Mesozoic–Cenozoic geological evolution of the Himalayan-Tibetan orogen and working tectonic hypotheses

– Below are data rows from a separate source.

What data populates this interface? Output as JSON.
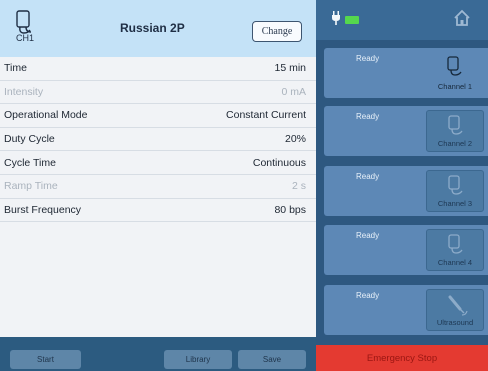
{
  "header": {
    "channel_label": "CH1",
    "program_name": "Russian 2P",
    "change_label": "Change"
  },
  "params": [
    {
      "label": "Time",
      "value": "15 min",
      "enabled": true
    },
    {
      "label": "Intensity",
      "value": "0 mA",
      "enabled": false
    },
    {
      "label": "Operational Mode",
      "value": "Constant Current",
      "enabled": true
    },
    {
      "label": "Duty Cycle",
      "value": "20%",
      "enabled": true
    },
    {
      "label": "Cycle Time",
      "value": "Continuous",
      "enabled": true
    },
    {
      "label": "Ramp Time",
      "value": "2 s",
      "enabled": false
    },
    {
      "label": "Burst Frequency",
      "value": "80 bps",
      "enabled": true
    }
  ],
  "footer": {
    "start_label": "Start",
    "library_label": "Library",
    "save_label": "Save"
  },
  "status_bar": {
    "plug_icon": "plug-icon",
    "battery_icon": "battery-icon",
    "home_icon": "home-icon",
    "battery_color": "#55d84d"
  },
  "channels": [
    {
      "status": "Ready",
      "button_label": "Channel 1",
      "icon": "channel-electrode-icon",
      "active": true
    },
    {
      "status": "Ready",
      "button_label": "Channel 2",
      "icon": "channel-electrode-icon",
      "active": false
    },
    {
      "status": "Ready",
      "button_label": "Channel 3",
      "icon": "channel-electrode-icon",
      "active": false
    },
    {
      "status": "Ready",
      "button_label": "Channel 4",
      "icon": "channel-electrode-icon",
      "active": false
    },
    {
      "status": "Ready",
      "button_label": "Ultrasound",
      "icon": "ultrasound-probe-icon",
      "active": false
    }
  ],
  "emergency": {
    "label": "Emergency Stop",
    "color": "#e43a31"
  },
  "colors": {
    "header_bg": "#c4e2f7",
    "panel_bg": "#2e5880",
    "card_bg": "#5d88b6"
  }
}
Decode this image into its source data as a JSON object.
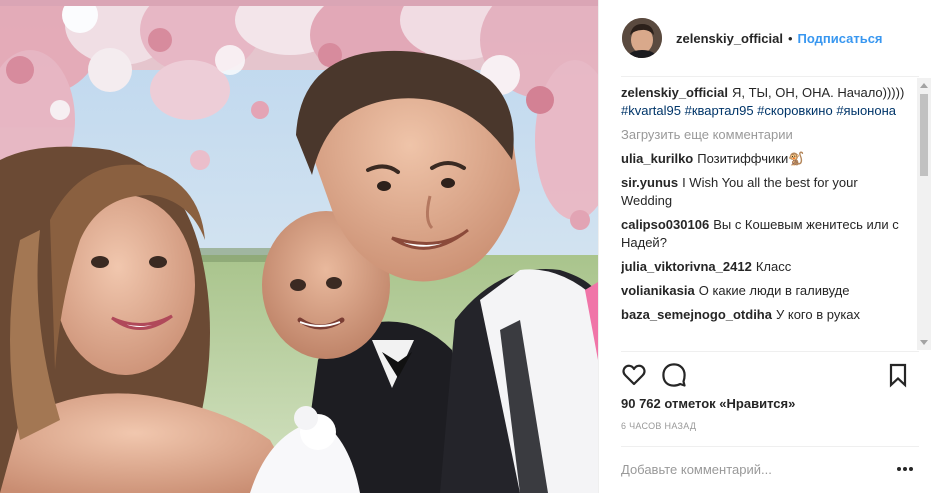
{
  "post": {
    "username": "zelenskiy_official",
    "separator": "•",
    "follow_label": "Подписаться"
  },
  "comments": {
    "caption": {
      "user": "zelenskiy_official",
      "text": "Я, ТЫ, ОН, ОНА. Начало)))))",
      "tags": [
        "#kvartal95",
        "#квартал95",
        "#скоровкино",
        "#яыонона"
      ]
    },
    "load_more": "Загрузить еще комментарии",
    "items": [
      {
        "user": "ulia_kurilko",
        "text": "Позитиффчики🐒"
      },
      {
        "user": "sir.yunus",
        "text": "I Wish You all the best for your Wedding"
      },
      {
        "user": "calipso030106",
        "text": "Вы с Кошевым женитесь или с Надей?"
      },
      {
        "user": "julia_viktorivna_2412",
        "text": "Класс"
      },
      {
        "user": "volianikasia",
        "text": "О какие люди в галивуде"
      },
      {
        "user": "baza_semejnogo_otdiha",
        "text": "У кого в руках"
      }
    ]
  },
  "actions": {
    "like_icon": "heart-icon",
    "comment_icon": "comment-icon",
    "save_icon": "bookmark-icon"
  },
  "likes": {
    "count": "90 762",
    "label": "отметок «Нравится»"
  },
  "timestamp": "6 часов назад",
  "add_comment": {
    "placeholder": "Добавьте комментарий..."
  },
  "colors": {
    "accent": "#3897f0",
    "hashtag": "#003569",
    "muted": "#999999",
    "text": "#262626"
  }
}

The Himalayan-Tibetan orogen culminated during the Cenozoic India – Asia collision, but its geological framework and initial growth were fundamentally the result of multiple, previous ocean closure and intercontinental suturing events. As such, the Himalayan-Tibetan orogen provides an ideal laboratory to investigate geological signatures of the suturing process in general, and how the Earth's highest and largest orogenic feature formed in specific. This paper synthesizes the Triassic through Cenozoic geology of the central Himalayan-Tibetan orogen and presents our tectonic interpretations in a time series of schematic lithosphere-scale cross-sections and paleogeographic maps. We suggest that north-dipping subducting slabs beneath Asian continental terranes associated with closure of the Paleo-, Meso-, and Neo-Tethys oceans experienced phases of southward trench retreat prior to intercontinental suturing. These trench retreat events created ophiolites in forearc extensional settings and/or a backarc oceanic basins between rifted segments of upper-plate continental margin arcs. This process may have occurred at least three times along the southern Asian margin during northward subduction of Neo-Tethys oceanic lithosphere: from ∼174 to 156 Ma; 132 to 120 Ma; and 90 to 70 Ma. At most other times, the Tibetan terranes underwent Cordilleran-style or collisional contractional deformation. Geological records indicate that most of northern and central Tibet (the Hoh-Xil and Qiangtang terranes, respectively) were uplifted above sea level by Jurassic time, and southern Tibet (the Lhasa terrane) north of its forearc region has been above sea level since ∼100 Ma. Stratigraphic evidence indicates that the northern Himalayan margin of India collided with an Asian-affinity subduction complex – forearc – arc system beginning at ∼60 Ma. Both the Himalaya (composed of Indian crust) and Tibet show continuous geological records of orogenesis since ∼60 Ma. As no evidence exists in the rock record for a younger suture, the simplest interpretation of the geology is that India – Asia collision initiated at ∼60 Ma. Plate circuit, paleomagnetic, and structural reconstructions, however, suggest that the southern margin of Asia was too far north of India to have collided with it at that time. Seismic tomographic images are also suggestive of a second, more southerly Neo-Tethyan oceanic slab in the lower mantle where the northernmost margin of India may have been located at ∼60 Ma. The geology of Tibet and the India – Asia suture zone permits an alternative collision scenario in which the continental margin arc along southern Asia (the Gangdese arc) was split by extension beginning at ∼90 Ma, and along with its forearc to the south (the Xigaze forearc), rifted southward and opened a backarc ocean basin. The rifted arc collided with India at ∼60 Ma whereas the hypothetical backarc ocean basin may not have been consumed until ∼45 Ma. A compilation of igneous age data from Tibet shows that the most recent phase of Gangdese arc magmatism in the southern Lhasa terrane initiated at ∼70 Ma, peaked at ∼51 Ma, and terminated at ∼38 Ma. Cenozoic potassic-adakitic magmatism initiated at ∼45 Ma within a ∼200-km-wide elliptical area within the northern Qiangtang terrane, after which it swept westward and southward with time across central Tibet until ∼26 Ma. At 26 to 23 Ma, potassic-adakitic magmatism swept southward across the Lhasa terrane, a narrow (∼20 km width), orogen-parallel basin developed at low elevation along the axis of the India – Asia suture zone (the Kailas basin), and Greater Himalayan Sequence rocks began extruding southward between the South Tibetan Detachment and Main Central Thrust. The Kailas basin was then uplifted to >4 km elevation by ∼20 Ma, after which parts of the India – Asia suture zone and Gangdese arc experienced >6 km of exhumation (between ∼20 and 16 Ma). Between ∼16 and 12 Ma, slip along the South Tibetan Detachment terminated and east-west extension initiated in the northern Himalaya and Tibet. Potassic-adakitic magmatism in the Lhasa terrane shows a northward younging trend in the age of its termination, beginning at 20 to 18 Ma until volcanism ended at 8 Ma. We interpret the post-45 Ma geological evolution in the context of the subduction dynamics of Indian continental lithosphere and its interplay with delamination of Asian mantle lithosphere.